▶ _DATA EXTRACTS_:
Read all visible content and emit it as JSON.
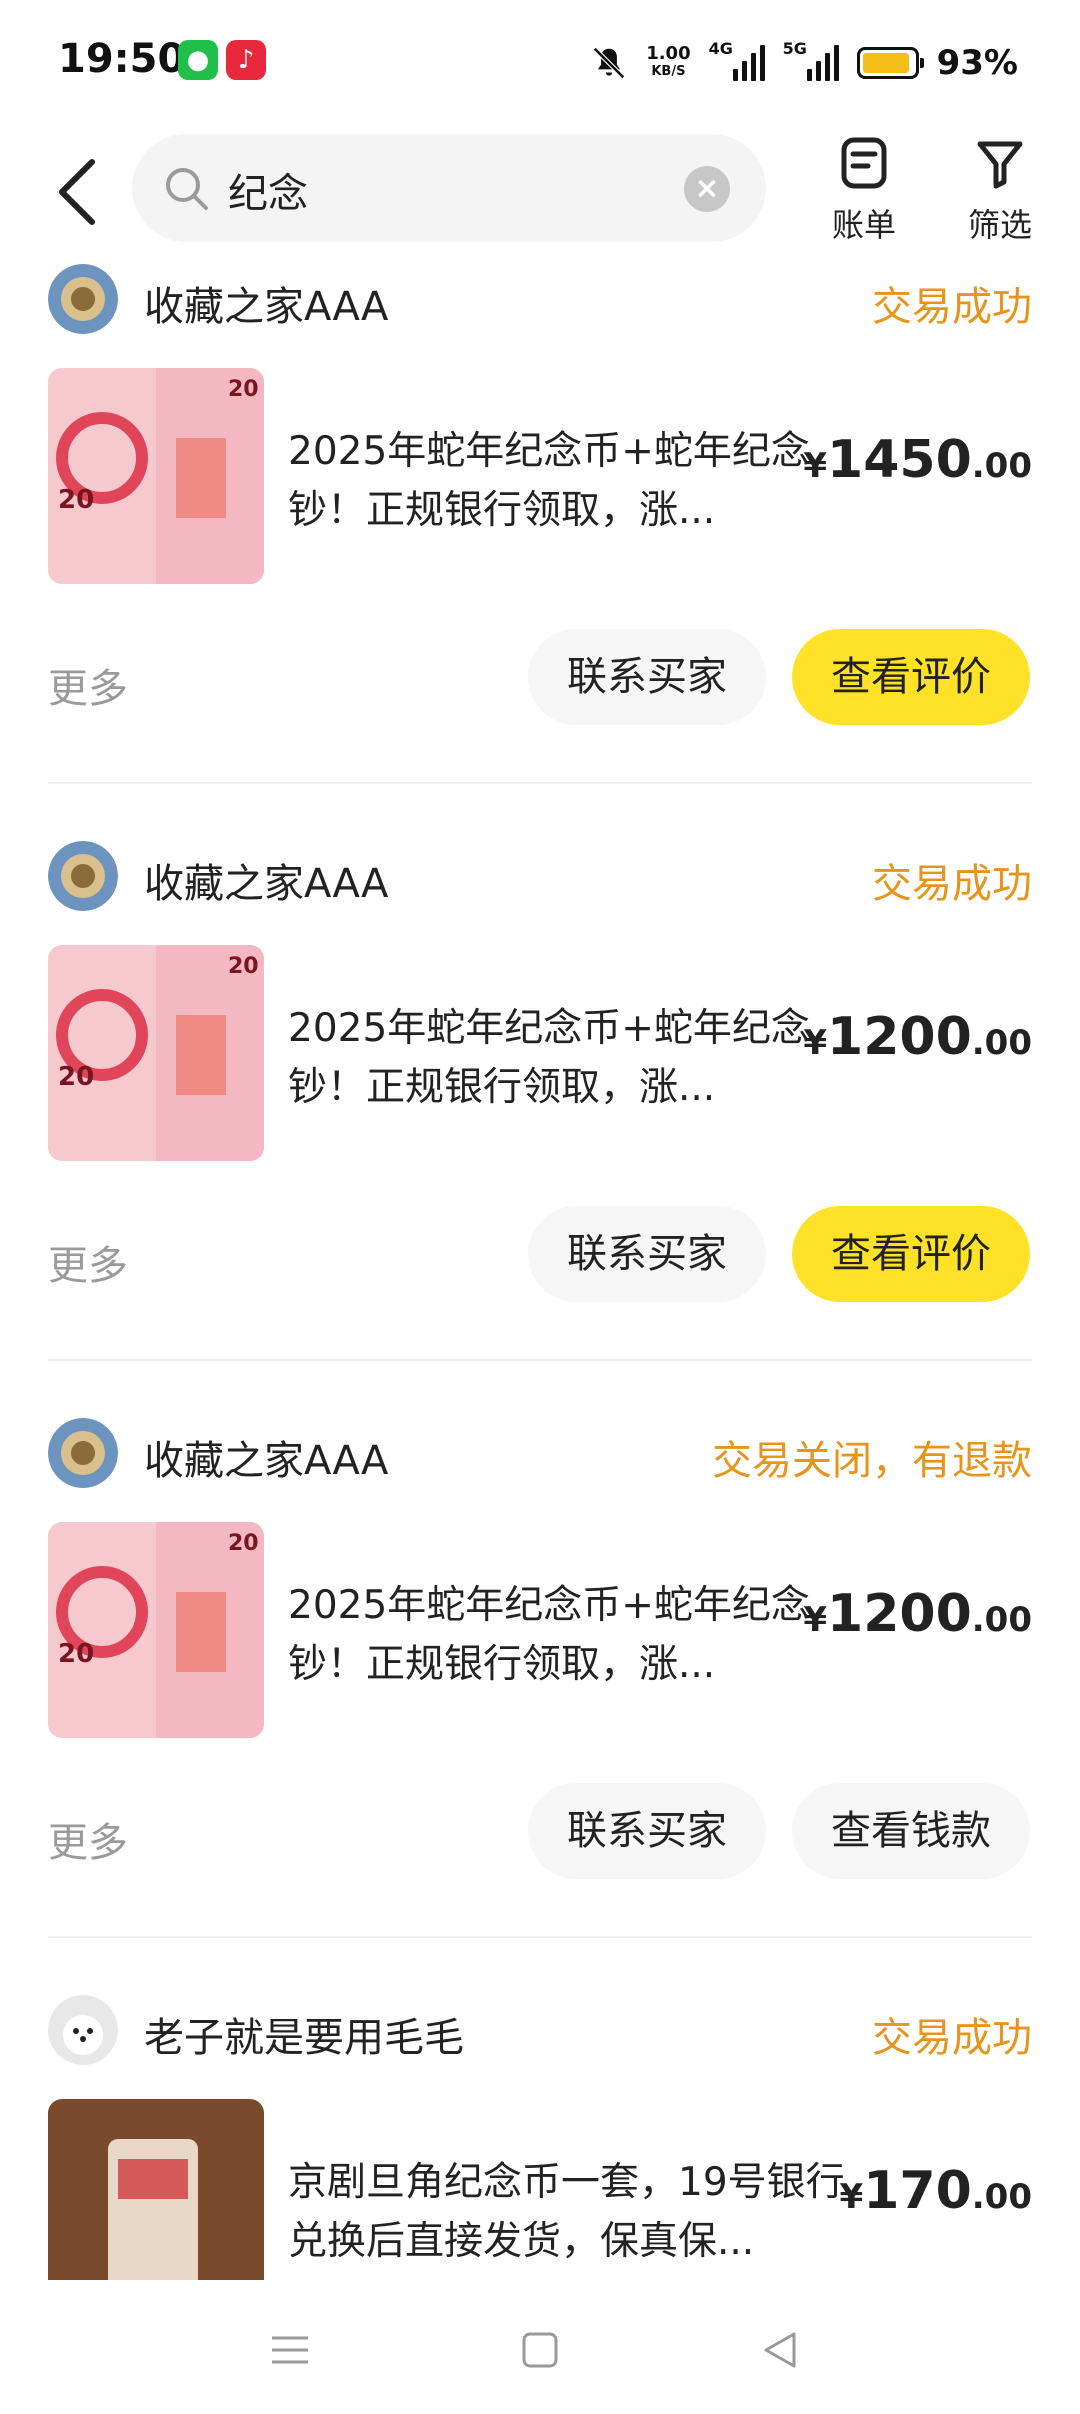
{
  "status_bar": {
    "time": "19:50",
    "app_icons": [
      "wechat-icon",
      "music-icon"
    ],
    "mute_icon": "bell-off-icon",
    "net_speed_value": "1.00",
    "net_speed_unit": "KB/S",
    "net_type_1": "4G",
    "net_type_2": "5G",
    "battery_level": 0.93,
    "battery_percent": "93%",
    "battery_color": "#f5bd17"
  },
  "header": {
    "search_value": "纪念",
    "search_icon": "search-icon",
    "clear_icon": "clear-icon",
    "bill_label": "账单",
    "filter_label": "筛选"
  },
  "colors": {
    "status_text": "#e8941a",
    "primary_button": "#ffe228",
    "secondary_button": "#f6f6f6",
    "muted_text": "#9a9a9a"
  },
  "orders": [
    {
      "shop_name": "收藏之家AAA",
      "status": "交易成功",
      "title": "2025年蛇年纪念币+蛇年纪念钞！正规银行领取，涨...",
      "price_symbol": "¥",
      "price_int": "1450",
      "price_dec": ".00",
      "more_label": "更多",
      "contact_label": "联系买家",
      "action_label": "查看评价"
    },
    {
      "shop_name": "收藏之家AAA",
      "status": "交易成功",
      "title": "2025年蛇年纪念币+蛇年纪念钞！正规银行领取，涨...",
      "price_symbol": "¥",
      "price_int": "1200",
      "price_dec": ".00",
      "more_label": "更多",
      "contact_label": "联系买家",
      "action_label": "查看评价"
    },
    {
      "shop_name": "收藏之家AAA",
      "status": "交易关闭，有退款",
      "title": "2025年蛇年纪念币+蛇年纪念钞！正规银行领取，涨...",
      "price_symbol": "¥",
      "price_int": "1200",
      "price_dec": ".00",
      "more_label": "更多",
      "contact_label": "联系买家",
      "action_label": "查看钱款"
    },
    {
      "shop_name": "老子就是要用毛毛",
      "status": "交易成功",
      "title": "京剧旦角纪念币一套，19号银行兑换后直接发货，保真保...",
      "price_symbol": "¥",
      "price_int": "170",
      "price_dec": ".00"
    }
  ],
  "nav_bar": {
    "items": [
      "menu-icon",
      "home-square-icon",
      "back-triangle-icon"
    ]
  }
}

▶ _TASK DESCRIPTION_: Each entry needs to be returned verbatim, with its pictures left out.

▶ _ANSWER SECTION_:
Read all visible content and emit it as JSON.
{
  "status_bar": {
    "time": "19:50",
    "app_icons": [
      "wechat-icon",
      "music-icon"
    ],
    "mute_icon": "bell-off-icon",
    "net_speed_value": "1.00",
    "net_speed_unit": "KB/S",
    "net_type_1": "4G",
    "net_type_2": "5G",
    "battery_level": 0.93,
    "battery_percent": "93%",
    "battery_color": "#f5bd17"
  },
  "header": {
    "search_value": "纪念",
    "search_icon": "search-icon",
    "clear_icon": "clear-icon",
    "bill_label": "账单",
    "filter_label": "筛选"
  },
  "colors": {
    "status_text": "#e8941a",
    "primary_button": "#ffe228",
    "secondary_button": "#f6f6f6",
    "muted_text": "#9a9a9a"
  },
  "orders": [
    {
      "shop_name": "收藏之家AAA",
      "status": "交易成功",
      "title": "2025年蛇年纪念币+蛇年纪念钞！正规银行领取，涨...",
      "price_symbol": "¥",
      "price_int": "1450",
      "price_dec": ".00",
      "more_label": "更多",
      "contact_label": "联系买家",
      "action_label": "查看评价"
    },
    {
      "shop_name": "收藏之家AAA",
      "status": "交易成功",
      "title": "2025年蛇年纪念币+蛇年纪念钞！正规银行领取，涨...",
      "price_symbol": "¥",
      "price_int": "1200",
      "price_dec": ".00",
      "more_label": "更多",
      "contact_label": "联系买家",
      "action_label": "查看评价"
    },
    {
      "shop_name": "收藏之家AAA",
      "status": "交易关闭，有退款",
      "title": "2025年蛇年纪念币+蛇年纪念钞！正规银行领取，涨...",
      "price_symbol": "¥",
      "price_int": "1200",
      "price_dec": ".00",
      "more_label": "更多",
      "contact_label": "联系买家",
      "action_label": "查看钱款"
    },
    {
      "shop_name": "老子就是要用毛毛",
      "status": "交易成功",
      "title": "京剧旦角纪念币一套，19号银行兑换后直接发货，保真保...",
      "price_symbol": "¥",
      "price_int": "170",
      "price_dec": ".00"
    }
  ],
  "nav_bar": {
    "items": [
      "menu-icon",
      "home-square-icon",
      "back-triangle-icon"
    ]
  }
}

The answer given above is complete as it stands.